WORK TO COMPLETE:
Every line of the data below is to be retyped exactly.

[Dataset excerpts]
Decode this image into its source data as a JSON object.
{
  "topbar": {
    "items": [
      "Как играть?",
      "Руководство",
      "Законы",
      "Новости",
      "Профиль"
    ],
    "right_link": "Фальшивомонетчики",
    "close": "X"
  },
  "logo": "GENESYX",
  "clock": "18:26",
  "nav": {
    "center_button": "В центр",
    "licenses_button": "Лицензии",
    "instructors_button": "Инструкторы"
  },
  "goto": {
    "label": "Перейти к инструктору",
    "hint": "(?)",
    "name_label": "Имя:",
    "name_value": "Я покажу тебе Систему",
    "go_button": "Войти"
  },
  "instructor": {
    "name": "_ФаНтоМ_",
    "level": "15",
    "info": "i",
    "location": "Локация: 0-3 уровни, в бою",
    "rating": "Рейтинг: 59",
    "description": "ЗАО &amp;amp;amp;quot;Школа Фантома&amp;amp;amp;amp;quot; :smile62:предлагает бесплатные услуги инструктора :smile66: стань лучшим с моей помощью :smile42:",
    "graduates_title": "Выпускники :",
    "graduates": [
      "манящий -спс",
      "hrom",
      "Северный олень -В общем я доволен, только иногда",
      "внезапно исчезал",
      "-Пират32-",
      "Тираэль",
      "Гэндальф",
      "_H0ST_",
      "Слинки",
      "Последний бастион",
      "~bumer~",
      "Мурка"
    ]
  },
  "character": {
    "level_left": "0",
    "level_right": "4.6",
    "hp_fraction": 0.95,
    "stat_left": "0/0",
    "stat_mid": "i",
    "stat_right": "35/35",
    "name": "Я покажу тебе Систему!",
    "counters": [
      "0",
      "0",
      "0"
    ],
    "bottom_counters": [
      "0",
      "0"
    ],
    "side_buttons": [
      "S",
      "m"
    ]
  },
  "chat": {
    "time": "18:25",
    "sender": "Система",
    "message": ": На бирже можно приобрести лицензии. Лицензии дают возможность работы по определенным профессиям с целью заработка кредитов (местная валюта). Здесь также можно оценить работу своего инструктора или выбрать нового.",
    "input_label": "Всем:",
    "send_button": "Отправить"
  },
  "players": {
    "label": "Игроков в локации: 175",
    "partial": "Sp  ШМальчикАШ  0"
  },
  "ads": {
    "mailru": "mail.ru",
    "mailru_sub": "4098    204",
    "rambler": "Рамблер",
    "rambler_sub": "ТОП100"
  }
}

EXERCISE RESPONSE:
Decode this image into its source data as a JSON object.
{
  "topbar": {
    "items": [
      "Как играть?",
      "Руководство",
      "Законы",
      "Новости",
      "Профиль"
    ],
    "right_link": "Фальшивомонетчики",
    "close": "X"
  },
  "logo": "GENESYX",
  "clock": "18:26",
  "nav": {
    "center_button": "В центр",
    "licenses_button": "Лицензии",
    "instructors_button": "Инструкторы"
  },
  "goto": {
    "label": "Перейти к инструктору",
    "hint": "(?)",
    "name_label": "Имя:",
    "name_value": "Я покажу тебе Систему",
    "go_button": "Войти"
  },
  "instructor": {
    "name": "_ФаНтоМ_",
    "level": "15",
    "info": "i",
    "location": "Локация: 0-3 уровни, в бою",
    "rating": "Рейтинг: 59",
    "description": "ЗАО &amp;amp;amp;quot;Школа Фантома&amp;amp;amp;amp;quot; :smile62:предлагает бесплатные услуги инструктора :smile66: стань лучшим с моей помощью :smile42:",
    "graduates_title": "Выпускники :",
    "graduates": [
      "манящий -спс",
      "hrom",
      "Северный олень -В общем я доволен, только иногда",
      "внезапно исчезал",
      "-Пират32-",
      "Тираэль",
      "Гэндальф",
      "_H0ST_",
      "Слинки",
      "Последний бастион",
      "~bumer~",
      "Мурка"
    ]
  },
  "character": {
    "level_left": "0",
    "level_right": "4.6",
    "hp_fraction": 0.95,
    "stat_left": "0/0",
    "stat_mid": "i",
    "stat_right": "35/35",
    "name": "Я покажу тебе Систему!",
    "counters": [
      "0",
      "0",
      "0"
    ],
    "bottom_counters": [
      "0",
      "0"
    ],
    "side_buttons": [
      "S",
      "m"
    ]
  },
  "chat": {
    "time": "18:25",
    "sender": "Система",
    "message": ": На бирже можно приобрести лицензии. Лицензии дают возможность работы по определенным профессиям с целью заработка кредитов (местная валюта). Здесь также можно оценить работу своего инструктора или выбрать нового.",
    "input_label": "Всем:",
    "send_button": "Отправить"
  },
  "players": {
    "label": "Игроков в локации: 175",
    "partial": "Sp  ШМальчикАШ  0"
  },
  "ads": {
    "mailru": "mail.ru",
    "mailru_sub": "4098    204",
    "rambler": "Рамблер",
    "rambler_sub": "ТОП100"
  }
}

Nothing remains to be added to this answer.